MOUNT JULIET — Tennessee Baptist Disaster Relief is gearing up to assist Tennessee residents in the aftermath of a string of tornadoes and severe storms that struck the state on March 31 and the early morning hours of April 1.
Wes Jones, disaster relief specialist for the Tennessee Baptist Mission Board, said the full extent of damage across Tennessee probably won’t be known until later in the day (April 1).
“We have assessors going to the hardest hit areas as soon as possible. Some areas, such as Covington, are still impassable, according to news reports, Jones said.
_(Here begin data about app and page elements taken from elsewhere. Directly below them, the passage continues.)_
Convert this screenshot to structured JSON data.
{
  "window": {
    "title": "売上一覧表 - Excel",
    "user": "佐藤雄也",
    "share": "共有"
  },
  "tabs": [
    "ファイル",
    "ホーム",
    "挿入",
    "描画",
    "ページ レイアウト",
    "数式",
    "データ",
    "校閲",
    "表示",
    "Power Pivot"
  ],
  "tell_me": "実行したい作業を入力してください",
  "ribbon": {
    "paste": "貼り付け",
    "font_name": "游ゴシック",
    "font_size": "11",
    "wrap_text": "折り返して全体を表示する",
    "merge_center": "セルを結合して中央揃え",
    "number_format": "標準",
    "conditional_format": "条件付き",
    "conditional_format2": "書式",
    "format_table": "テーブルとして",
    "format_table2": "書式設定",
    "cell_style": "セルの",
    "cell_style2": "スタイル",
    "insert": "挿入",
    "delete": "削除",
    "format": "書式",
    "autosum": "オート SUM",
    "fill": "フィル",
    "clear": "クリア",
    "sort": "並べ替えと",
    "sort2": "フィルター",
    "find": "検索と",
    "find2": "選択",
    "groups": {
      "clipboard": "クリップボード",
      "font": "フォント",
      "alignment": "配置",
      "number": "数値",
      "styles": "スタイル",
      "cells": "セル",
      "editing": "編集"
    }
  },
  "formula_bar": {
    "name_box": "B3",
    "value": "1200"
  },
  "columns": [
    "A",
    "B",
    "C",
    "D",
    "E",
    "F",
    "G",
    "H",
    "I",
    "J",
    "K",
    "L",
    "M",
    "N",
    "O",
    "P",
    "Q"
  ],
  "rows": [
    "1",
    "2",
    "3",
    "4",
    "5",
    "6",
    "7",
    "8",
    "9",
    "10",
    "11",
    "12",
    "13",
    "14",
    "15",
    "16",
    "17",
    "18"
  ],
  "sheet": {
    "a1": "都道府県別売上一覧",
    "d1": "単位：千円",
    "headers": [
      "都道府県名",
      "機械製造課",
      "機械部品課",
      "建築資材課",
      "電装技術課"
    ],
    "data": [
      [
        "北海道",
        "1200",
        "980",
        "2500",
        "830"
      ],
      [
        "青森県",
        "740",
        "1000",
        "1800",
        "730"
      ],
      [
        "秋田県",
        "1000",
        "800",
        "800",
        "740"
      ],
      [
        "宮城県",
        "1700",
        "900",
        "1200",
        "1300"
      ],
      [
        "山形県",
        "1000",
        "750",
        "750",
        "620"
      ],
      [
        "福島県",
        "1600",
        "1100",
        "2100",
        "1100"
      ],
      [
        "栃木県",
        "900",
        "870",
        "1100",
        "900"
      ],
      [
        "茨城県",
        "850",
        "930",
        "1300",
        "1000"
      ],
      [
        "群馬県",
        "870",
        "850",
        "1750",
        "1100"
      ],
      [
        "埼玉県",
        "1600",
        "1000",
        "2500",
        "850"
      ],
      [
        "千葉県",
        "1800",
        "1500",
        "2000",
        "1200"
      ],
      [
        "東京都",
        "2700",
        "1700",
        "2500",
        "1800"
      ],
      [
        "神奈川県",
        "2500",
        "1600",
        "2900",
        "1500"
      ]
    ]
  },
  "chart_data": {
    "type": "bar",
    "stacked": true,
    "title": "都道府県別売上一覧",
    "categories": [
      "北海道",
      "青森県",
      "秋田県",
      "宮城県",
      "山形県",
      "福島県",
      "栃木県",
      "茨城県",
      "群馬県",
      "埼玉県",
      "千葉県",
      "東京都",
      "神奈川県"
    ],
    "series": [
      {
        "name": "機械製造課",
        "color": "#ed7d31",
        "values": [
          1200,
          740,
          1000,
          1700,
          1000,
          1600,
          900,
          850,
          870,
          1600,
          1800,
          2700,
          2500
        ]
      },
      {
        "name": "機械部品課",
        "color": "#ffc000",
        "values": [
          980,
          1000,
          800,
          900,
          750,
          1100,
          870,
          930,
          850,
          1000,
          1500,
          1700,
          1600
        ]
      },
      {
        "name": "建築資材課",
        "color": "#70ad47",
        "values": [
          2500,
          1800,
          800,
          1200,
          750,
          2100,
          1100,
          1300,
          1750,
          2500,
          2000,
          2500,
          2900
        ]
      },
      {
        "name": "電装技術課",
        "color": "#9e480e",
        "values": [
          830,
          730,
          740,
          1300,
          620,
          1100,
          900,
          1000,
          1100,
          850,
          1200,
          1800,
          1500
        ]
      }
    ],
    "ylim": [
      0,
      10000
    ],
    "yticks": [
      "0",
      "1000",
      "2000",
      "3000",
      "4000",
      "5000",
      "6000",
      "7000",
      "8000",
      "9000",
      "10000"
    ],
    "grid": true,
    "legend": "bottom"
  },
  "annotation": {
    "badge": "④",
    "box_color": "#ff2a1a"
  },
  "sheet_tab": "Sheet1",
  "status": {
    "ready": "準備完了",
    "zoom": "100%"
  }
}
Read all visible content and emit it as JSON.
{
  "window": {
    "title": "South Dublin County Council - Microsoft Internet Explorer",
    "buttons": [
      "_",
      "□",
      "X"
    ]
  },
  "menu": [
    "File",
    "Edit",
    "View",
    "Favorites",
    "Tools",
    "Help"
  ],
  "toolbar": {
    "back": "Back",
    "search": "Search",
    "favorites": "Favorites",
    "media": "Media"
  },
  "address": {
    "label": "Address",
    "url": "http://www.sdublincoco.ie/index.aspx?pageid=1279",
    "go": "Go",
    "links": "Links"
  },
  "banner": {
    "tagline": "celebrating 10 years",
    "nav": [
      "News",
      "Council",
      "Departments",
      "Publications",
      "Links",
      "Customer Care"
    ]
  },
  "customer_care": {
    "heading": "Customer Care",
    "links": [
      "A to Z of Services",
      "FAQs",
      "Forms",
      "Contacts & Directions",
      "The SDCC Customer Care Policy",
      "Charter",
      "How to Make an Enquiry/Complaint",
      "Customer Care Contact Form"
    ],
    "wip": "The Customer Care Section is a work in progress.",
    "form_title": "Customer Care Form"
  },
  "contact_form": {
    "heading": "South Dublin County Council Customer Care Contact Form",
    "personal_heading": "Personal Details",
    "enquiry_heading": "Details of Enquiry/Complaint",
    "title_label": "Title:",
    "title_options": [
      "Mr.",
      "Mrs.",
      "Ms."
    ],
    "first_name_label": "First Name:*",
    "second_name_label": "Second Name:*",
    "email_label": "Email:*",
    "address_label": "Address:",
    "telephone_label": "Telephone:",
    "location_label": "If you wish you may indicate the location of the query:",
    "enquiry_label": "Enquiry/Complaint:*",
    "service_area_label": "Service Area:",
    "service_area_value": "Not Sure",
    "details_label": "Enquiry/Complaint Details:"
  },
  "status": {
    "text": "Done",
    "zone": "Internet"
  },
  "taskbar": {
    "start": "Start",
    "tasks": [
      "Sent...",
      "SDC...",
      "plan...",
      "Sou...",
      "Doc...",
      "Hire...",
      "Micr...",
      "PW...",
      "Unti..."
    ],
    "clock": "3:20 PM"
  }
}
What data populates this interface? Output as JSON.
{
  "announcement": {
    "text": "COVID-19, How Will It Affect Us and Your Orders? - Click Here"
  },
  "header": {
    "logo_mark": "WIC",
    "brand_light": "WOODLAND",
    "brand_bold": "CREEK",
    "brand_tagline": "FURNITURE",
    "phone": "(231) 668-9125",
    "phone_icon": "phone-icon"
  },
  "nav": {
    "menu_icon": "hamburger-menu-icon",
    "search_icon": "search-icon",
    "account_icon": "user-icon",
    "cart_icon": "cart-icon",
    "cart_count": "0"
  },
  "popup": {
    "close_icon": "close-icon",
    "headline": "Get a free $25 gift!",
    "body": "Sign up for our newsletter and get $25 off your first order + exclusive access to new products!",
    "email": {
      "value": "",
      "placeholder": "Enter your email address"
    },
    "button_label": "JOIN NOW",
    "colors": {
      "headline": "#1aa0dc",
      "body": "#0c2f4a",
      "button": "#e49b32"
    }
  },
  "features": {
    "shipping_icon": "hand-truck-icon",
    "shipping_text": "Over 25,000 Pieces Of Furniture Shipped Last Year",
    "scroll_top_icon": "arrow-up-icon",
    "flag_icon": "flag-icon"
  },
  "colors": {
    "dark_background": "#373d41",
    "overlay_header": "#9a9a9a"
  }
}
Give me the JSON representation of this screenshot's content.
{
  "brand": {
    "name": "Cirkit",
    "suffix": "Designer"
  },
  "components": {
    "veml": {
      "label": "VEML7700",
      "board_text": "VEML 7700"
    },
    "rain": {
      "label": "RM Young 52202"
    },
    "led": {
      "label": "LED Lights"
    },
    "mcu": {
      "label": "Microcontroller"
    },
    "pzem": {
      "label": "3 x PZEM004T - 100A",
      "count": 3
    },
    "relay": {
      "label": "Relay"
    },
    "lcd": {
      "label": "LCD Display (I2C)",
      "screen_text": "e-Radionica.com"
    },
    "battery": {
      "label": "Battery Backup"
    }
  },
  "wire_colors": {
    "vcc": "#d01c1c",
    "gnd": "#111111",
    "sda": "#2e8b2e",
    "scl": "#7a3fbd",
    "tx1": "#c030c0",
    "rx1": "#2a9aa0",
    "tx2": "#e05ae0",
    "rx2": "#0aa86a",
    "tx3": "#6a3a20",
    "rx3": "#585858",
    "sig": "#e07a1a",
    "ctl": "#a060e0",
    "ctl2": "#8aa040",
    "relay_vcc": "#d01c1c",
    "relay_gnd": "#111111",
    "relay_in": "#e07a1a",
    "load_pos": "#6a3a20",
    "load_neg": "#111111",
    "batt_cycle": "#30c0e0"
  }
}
The storms were part of a larger system that swept across the central and southern portions of the United States, leaving at least nine dead with five in Arkansas, three in Indiana and one in Illinois.
In Arkansas, at least 50 people were hospitalized after a tornado hit the Little Rock area and people were trapped in homes in Wynne, Ark. Nearly 450,000 customers are without power across the U.S due to the storms, according to a tracking site.
According to WPLN News in Nashville, early reports from West Tennessee indicate storm damage in Tipton, Haywood, McNairy and Hardin counties with possible tornado damage near Paris, Clarksville, Hohenwald, Savannah, Hartsville, Eagleville, Christiana and Woodbury.
Covington was one of the hardest hit areas, according to numerous news reports. It was hit by the same storm that caused massive damage In Wynne, Ark. Covington Mayor Jan Hensley posted that the city had been hit with severe storms and emergency services were responding, according to a report by The Commercial Appeal in Memphis.
A “2023 Tornado Fund” has been established at TnDisasterRelief.org for those who wish to assist in recovery efforts.
Updates will be posted at baptistandreflector.org as they become available. B&R